[TASK DATA Boundary: Start]

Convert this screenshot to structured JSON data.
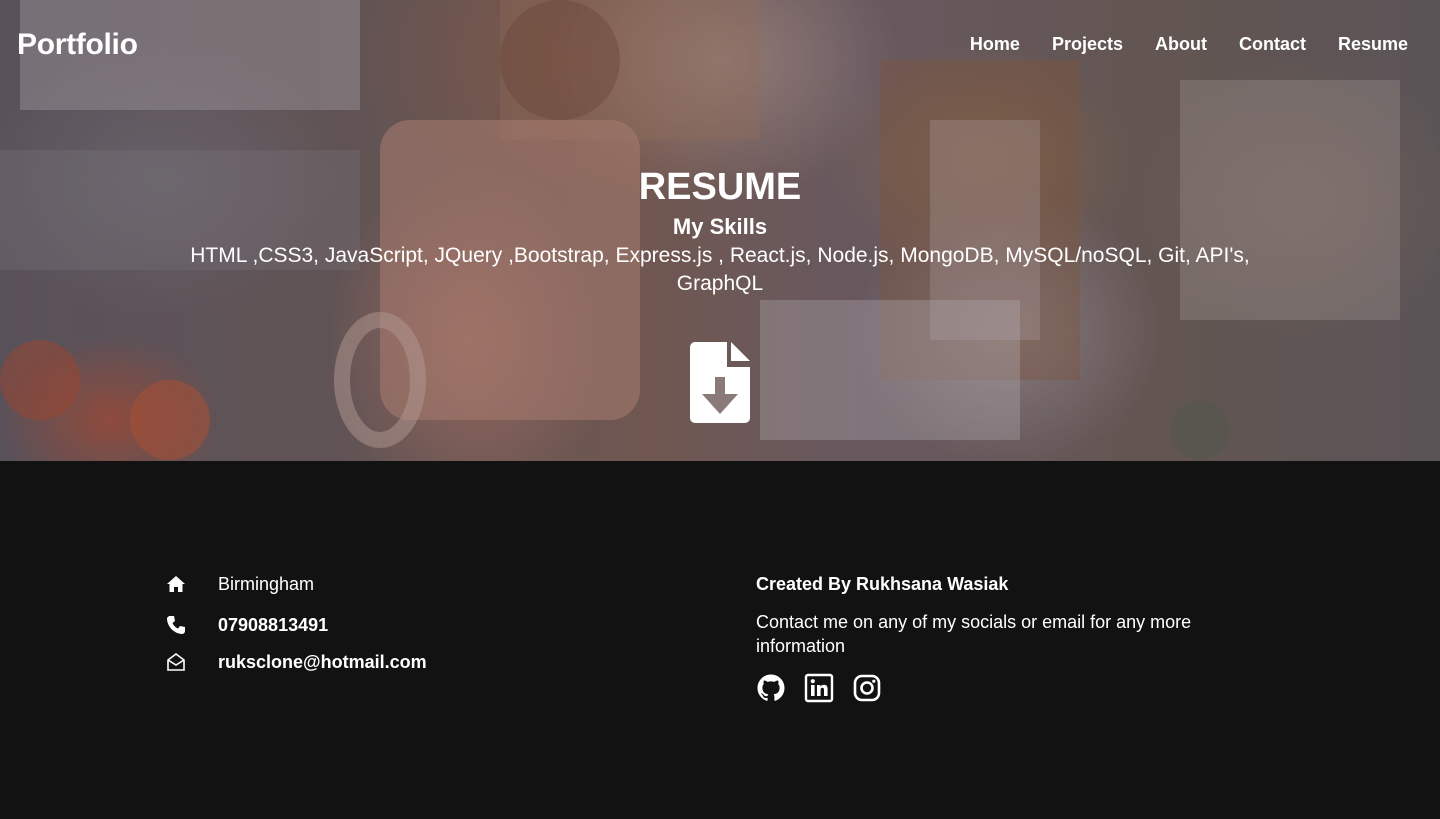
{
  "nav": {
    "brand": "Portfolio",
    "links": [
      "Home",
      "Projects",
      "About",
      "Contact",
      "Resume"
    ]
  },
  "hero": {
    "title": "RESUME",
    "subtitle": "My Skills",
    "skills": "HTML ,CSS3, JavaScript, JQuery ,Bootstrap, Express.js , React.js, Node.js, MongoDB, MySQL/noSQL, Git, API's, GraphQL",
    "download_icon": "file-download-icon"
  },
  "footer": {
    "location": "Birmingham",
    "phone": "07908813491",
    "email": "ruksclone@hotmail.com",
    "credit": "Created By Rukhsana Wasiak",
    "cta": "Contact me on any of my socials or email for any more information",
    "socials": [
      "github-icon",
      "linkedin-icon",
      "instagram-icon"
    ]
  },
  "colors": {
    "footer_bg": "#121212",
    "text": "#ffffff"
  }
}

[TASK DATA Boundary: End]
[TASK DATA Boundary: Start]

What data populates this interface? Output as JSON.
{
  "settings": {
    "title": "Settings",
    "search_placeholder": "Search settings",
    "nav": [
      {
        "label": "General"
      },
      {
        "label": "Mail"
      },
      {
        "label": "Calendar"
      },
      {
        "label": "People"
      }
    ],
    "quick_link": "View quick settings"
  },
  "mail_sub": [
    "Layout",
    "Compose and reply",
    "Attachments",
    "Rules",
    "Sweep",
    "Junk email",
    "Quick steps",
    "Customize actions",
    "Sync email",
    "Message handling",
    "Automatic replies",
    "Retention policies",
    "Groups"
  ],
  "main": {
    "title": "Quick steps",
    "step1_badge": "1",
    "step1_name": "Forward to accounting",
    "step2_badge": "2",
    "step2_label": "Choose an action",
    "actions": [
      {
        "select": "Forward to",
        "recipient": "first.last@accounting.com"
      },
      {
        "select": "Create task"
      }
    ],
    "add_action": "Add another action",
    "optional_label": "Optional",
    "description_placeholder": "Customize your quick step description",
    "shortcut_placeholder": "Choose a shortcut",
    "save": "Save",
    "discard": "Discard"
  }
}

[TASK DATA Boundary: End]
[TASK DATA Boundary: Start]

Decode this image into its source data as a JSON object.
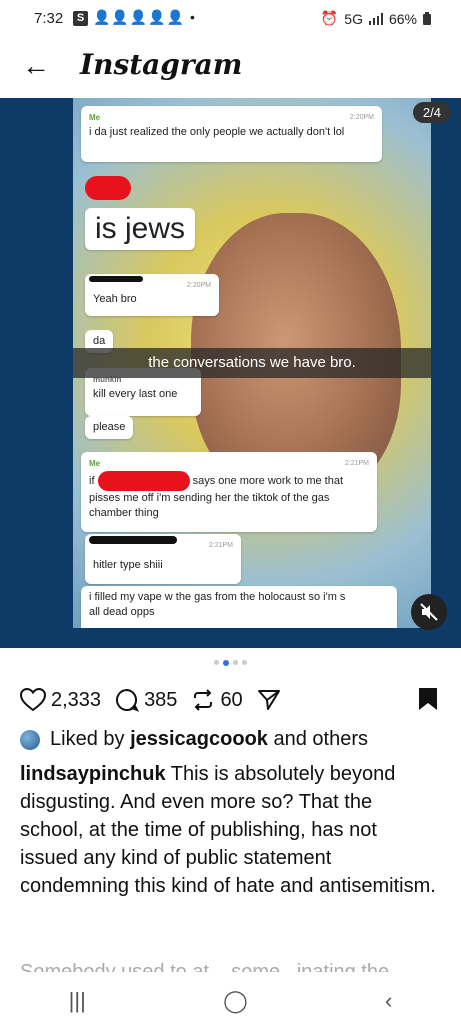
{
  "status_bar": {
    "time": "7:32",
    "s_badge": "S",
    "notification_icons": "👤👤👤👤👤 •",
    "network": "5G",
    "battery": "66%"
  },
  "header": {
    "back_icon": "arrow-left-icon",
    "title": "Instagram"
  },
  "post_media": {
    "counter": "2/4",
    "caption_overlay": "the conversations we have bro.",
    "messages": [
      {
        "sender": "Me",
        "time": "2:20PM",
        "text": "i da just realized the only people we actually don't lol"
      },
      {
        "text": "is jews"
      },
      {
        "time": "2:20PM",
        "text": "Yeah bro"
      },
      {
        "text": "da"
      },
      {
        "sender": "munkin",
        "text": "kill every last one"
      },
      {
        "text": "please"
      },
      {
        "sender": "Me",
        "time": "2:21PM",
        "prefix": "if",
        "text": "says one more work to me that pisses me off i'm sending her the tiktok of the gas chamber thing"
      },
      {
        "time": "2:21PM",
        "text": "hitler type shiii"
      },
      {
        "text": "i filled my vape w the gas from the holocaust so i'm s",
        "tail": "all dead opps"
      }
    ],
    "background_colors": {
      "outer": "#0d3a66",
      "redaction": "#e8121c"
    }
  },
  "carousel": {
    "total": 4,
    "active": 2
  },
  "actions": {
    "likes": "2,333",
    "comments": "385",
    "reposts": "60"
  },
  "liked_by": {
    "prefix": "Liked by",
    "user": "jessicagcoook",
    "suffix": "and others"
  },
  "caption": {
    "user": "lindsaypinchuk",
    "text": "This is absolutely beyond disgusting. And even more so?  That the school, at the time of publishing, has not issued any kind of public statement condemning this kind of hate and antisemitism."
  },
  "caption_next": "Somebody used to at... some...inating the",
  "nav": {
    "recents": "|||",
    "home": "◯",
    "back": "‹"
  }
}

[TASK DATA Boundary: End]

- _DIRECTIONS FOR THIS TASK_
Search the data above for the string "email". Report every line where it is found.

- _REPLY TO THE EXERCISE_
    "email": "ruksclone@hotmail.com",
    "cta": "Contact me on any of my socials or email for any more information",
    "Junk email",
    "Sync email",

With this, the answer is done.